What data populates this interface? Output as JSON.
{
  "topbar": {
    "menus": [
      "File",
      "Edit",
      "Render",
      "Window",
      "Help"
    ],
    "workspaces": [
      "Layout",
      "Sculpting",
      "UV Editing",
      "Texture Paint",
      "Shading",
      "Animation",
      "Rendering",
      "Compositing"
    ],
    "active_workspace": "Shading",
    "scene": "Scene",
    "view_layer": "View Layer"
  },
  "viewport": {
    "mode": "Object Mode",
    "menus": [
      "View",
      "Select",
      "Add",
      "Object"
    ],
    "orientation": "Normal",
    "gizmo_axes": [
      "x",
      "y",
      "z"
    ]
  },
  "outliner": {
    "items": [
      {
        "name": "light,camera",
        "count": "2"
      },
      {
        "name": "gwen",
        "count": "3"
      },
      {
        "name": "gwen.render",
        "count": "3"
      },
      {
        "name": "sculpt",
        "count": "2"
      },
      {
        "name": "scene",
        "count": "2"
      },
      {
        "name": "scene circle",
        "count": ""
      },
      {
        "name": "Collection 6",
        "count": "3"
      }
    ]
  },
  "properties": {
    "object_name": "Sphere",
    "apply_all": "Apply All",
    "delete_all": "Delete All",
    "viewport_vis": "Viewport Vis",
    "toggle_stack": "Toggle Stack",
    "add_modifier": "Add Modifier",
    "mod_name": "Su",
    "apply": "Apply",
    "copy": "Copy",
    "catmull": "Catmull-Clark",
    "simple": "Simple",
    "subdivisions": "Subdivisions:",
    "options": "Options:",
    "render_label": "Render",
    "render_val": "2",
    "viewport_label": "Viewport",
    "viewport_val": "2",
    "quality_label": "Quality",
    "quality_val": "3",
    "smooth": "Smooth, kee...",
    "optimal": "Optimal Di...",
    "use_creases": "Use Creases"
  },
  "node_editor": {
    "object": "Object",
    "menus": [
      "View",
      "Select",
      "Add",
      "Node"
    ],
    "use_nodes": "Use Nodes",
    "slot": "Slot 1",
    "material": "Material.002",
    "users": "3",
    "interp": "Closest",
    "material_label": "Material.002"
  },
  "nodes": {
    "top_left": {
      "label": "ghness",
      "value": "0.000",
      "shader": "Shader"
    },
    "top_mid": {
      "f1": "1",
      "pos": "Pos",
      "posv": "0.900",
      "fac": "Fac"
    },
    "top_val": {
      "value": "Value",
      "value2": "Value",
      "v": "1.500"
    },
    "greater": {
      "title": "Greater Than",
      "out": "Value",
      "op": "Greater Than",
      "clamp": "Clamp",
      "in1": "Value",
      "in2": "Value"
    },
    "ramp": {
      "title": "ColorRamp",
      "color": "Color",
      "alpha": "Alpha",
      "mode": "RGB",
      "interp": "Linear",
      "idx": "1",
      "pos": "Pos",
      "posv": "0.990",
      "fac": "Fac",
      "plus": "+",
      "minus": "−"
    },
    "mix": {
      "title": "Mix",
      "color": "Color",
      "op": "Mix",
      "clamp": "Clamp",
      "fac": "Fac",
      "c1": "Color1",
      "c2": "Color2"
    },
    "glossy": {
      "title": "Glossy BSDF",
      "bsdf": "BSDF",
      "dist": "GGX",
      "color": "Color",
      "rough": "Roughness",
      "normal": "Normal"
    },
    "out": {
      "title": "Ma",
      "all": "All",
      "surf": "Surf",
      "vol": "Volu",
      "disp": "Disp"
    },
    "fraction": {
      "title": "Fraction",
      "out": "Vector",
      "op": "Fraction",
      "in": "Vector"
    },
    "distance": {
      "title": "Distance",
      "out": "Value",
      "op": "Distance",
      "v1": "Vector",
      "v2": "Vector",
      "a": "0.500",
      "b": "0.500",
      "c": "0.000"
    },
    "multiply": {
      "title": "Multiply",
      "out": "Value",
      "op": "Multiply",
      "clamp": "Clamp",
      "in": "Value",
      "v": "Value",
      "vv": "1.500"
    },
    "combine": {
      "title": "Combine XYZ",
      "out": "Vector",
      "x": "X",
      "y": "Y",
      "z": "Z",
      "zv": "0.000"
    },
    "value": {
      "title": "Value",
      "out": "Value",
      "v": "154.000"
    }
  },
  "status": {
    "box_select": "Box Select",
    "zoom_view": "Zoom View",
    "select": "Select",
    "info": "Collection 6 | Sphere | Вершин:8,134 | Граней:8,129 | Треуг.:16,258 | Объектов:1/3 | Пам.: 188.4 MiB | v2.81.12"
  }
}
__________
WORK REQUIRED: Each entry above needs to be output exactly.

RESPONSE FOR THIS EXERCISE:
What data populates this interface? Output as JSON.
{
  "topbar": {
    "menus": [
      "File",
      "Edit",
      "Render",
      "Window",
      "Help"
    ],
    "workspaces": [
      "Layout",
      "Sculpting",
      "UV Editing",
      "Texture Paint",
      "Shading",
      "Animation",
      "Rendering",
      "Compositing"
    ],
    "active_workspace": "Shading",
    "scene": "Scene",
    "view_layer": "View Layer"
  },
  "viewport": {
    "mode": "Object Mode",
    "menus": [
      "View",
      "Select",
      "Add",
      "Object"
    ],
    "orientation": "Normal",
    "gizmo_axes": [
      "x",
      "y",
      "z"
    ]
  },
  "outliner": {
    "items": [
      {
        "name": "light,camera",
        "count": "2"
      },
      {
        "name": "gwen",
        "count": "3"
      },
      {
        "name": "gwen.render",
        "count": "3"
      },
      {
        "name": "sculpt",
        "count": "2"
      },
      {
        "name": "scene",
        "count": "2"
      },
      {
        "name": "scene circle",
        "count": ""
      },
      {
        "name": "Collection 6",
        "count": "3"
      }
    ]
  },
  "properties": {
    "object_name": "Sphere",
    "apply_all": "Apply All",
    "delete_all": "Delete All",
    "viewport_vis": "Viewport Vis",
    "toggle_stack": "Toggle Stack",
    "add_modifier": "Add Modifier",
    "mod_name": "Su",
    "apply": "Apply",
    "copy": "Copy",
    "catmull": "Catmull-Clark",
    "simple": "Simple",
    "subdivisions": "Subdivisions:",
    "options": "Options:",
    "render_label": "Render",
    "render_val": "2",
    "viewport_label": "Viewport",
    "viewport_val": "2",
    "quality_label": "Quality",
    "quality_val": "3",
    "smooth": "Smooth, kee...",
    "optimal": "Optimal Di...",
    "use_creases": "Use Creases"
  },
  "node_editor": {
    "object": "Object",
    "menus": [
      "View",
      "Select",
      "Add",
      "Node"
    ],
    "use_nodes": "Use Nodes",
    "slot": "Slot 1",
    "material": "Material.002",
    "users": "3",
    "interp": "Closest",
    "material_label": "Material.002"
  },
  "nodes": {
    "top_left": {
      "label": "ghness",
      "value": "0.000",
      "shader": "Shader"
    },
    "top_mid": {
      "f1": "1",
      "pos": "Pos",
      "posv": "0.900",
      "fac": "Fac"
    },
    "top_val": {
      "value": "Value",
      "value2": "Value",
      "v": "1.500"
    },
    "greater": {
      "title": "Greater Than",
      "out": "Value",
      "op": "Greater Than",
      "clamp": "Clamp",
      "in1": "Value",
      "in2": "Value"
    },
    "ramp": {
      "title": "ColorRamp",
      "color": "Color",
      "alpha": "Alpha",
      "mode": "RGB",
      "interp": "Linear",
      "idx": "1",
      "pos": "Pos",
      "posv": "0.990",
      "fac": "Fac",
      "plus": "+",
      "minus": "−"
    },
    "mix": {
      "title": "Mix",
      "color": "Color",
      "op": "Mix",
      "clamp": "Clamp",
      "fac": "Fac",
      "c1": "Color1",
      "c2": "Color2"
    },
    "glossy": {
      "title": "Glossy BSDF",
      "bsdf": "BSDF",
      "dist": "GGX",
      "color": "Color",
      "rough": "Roughness",
      "normal": "Normal"
    },
    "out": {
      "title": "Ma",
      "all": "All",
      "surf": "Surf",
      "vol": "Volu",
      "disp": "Disp"
    },
    "fraction": {
      "title": "Fraction",
      "out": "Vector",
      "op": "Fraction",
      "in": "Vector"
    },
    "distance": {
      "title": "Distance",
      "out": "Value",
      "op": "Distance",
      "v1": "Vector",
      "v2": "Vector",
      "a": "0.500",
      "b": "0.500",
      "c": "0.000"
    },
    "multiply": {
      "title": "Multiply",
      "out": "Value",
      "op": "Multiply",
      "clamp": "Clamp",
      "in": "Value",
      "v": "Value",
      "vv": "1.500"
    },
    "combine": {
      "title": "Combine XYZ",
      "out": "Vector",
      "x": "X",
      "y": "Y",
      "z": "Z",
      "zv": "0.000"
    },
    "value": {
      "title": "Value",
      "out": "Value",
      "v": "154.000"
    }
  },
  "status": {
    "box_select": "Box Select",
    "zoom_view": "Zoom View",
    "select": "Select",
    "info": "Collection 6 | Sphere | Вершин:8,134 | Граней:8,129 | Треуг.:16,258 | Объектов:1/3 | Пам.: 188.4 MiB | v2.81.12"
  }
}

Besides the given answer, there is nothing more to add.